Slow down. Take it all in. If you’re fortunate enough, they won’t be this young forever. Did you read that? If you’re fortunate enough, they won’t be this young forever. “Stop Growing up!” The phrase that almost everyone says if they know a little one that turned 5 before they could blink twice. A phrase you don’t ever think about… unless your child did stop growing up. This phrase meant nothing to me, either. I said it all the time. My nieces have grown up faster than I ever thought possible, and every birthday I would find myself saying “Stop growing up! I wish you could stay (insert age) forever!!” But the reality is.. if my nieces stayed 7 forever, that would bring a lot of pain and grief. That would mean they were forever 7. Not a feeling I or anyone else wants to experience.

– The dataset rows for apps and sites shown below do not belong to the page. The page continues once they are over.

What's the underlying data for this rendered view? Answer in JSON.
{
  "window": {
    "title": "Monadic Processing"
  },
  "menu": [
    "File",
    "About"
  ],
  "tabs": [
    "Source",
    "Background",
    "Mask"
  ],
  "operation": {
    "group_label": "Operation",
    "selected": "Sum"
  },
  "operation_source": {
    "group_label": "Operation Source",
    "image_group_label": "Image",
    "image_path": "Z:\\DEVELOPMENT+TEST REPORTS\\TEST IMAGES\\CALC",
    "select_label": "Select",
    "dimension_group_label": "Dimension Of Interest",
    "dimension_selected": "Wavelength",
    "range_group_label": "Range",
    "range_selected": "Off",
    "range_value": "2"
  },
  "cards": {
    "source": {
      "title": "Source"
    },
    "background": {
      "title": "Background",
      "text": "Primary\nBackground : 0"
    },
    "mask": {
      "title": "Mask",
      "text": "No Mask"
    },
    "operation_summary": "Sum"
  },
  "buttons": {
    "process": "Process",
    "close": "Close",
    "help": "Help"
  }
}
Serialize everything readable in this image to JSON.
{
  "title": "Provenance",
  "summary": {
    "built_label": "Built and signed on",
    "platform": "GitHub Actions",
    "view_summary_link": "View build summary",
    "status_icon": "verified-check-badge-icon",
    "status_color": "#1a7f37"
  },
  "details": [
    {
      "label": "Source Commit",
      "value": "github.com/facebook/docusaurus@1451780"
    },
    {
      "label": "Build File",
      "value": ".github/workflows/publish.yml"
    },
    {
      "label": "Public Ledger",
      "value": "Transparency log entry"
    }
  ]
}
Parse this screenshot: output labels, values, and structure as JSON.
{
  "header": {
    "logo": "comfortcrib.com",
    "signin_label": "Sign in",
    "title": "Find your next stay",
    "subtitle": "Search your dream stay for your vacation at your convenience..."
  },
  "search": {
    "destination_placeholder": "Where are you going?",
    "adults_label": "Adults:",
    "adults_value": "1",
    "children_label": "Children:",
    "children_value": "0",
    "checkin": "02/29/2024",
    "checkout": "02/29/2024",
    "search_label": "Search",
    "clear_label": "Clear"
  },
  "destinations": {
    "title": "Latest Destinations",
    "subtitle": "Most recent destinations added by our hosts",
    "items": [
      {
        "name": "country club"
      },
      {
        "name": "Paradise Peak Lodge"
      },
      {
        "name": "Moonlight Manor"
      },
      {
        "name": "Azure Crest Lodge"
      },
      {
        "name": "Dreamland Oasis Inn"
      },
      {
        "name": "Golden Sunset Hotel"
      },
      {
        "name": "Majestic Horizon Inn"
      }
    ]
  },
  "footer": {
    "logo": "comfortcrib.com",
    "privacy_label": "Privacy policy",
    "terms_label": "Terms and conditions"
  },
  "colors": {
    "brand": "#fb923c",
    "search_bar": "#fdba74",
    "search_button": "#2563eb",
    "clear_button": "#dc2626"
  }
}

I don’t even have children yet, but since I became a pediatric oncology nurse, this phrase makes me look at life in a whole new perspective. I’ve been a first hand witness to children who are forever 3 or 5 or 7. Forever young. Their families would do anything to be able to witness their child growing up. They would do anything to have one more bad day. One more sleepless night. One more day filled with their child’s attitude. They would do anything it took, if that meant one more day with their forever 3 year old.
I’m thankful that God set my heart on fire for childhood oncology. I’ve learned more lessons and felt more emotions from fighting children and their families than I’ve ever learned in my entire life. You see, when you’re in a line of work like mine, you learn new lessons every single day. You learn the strength of the human body and spirit in ways you never knew existed. You celebrate hours of life, honestly, sometimes seconds. You dance for praise reports, but also mourn in times of grief. It’s often on my drive home that I do the most reflecting. When everything is quiet and it just hits you like a ton of bricks. The happiness… and the sadness too.
Witnessing a child growing up can be very much emotional for anyone, but it’s not a bad thing. It’s actually, very beautiful. Perhaps instead of saying “stop growing up”, we could be telling ourselves to stop missing them growing up. Remind ourselves to stop and pay attention to these moments. Every smile. Every laugh and every tantrum. Because if you’re fortunate enough… they won’t be this young forever.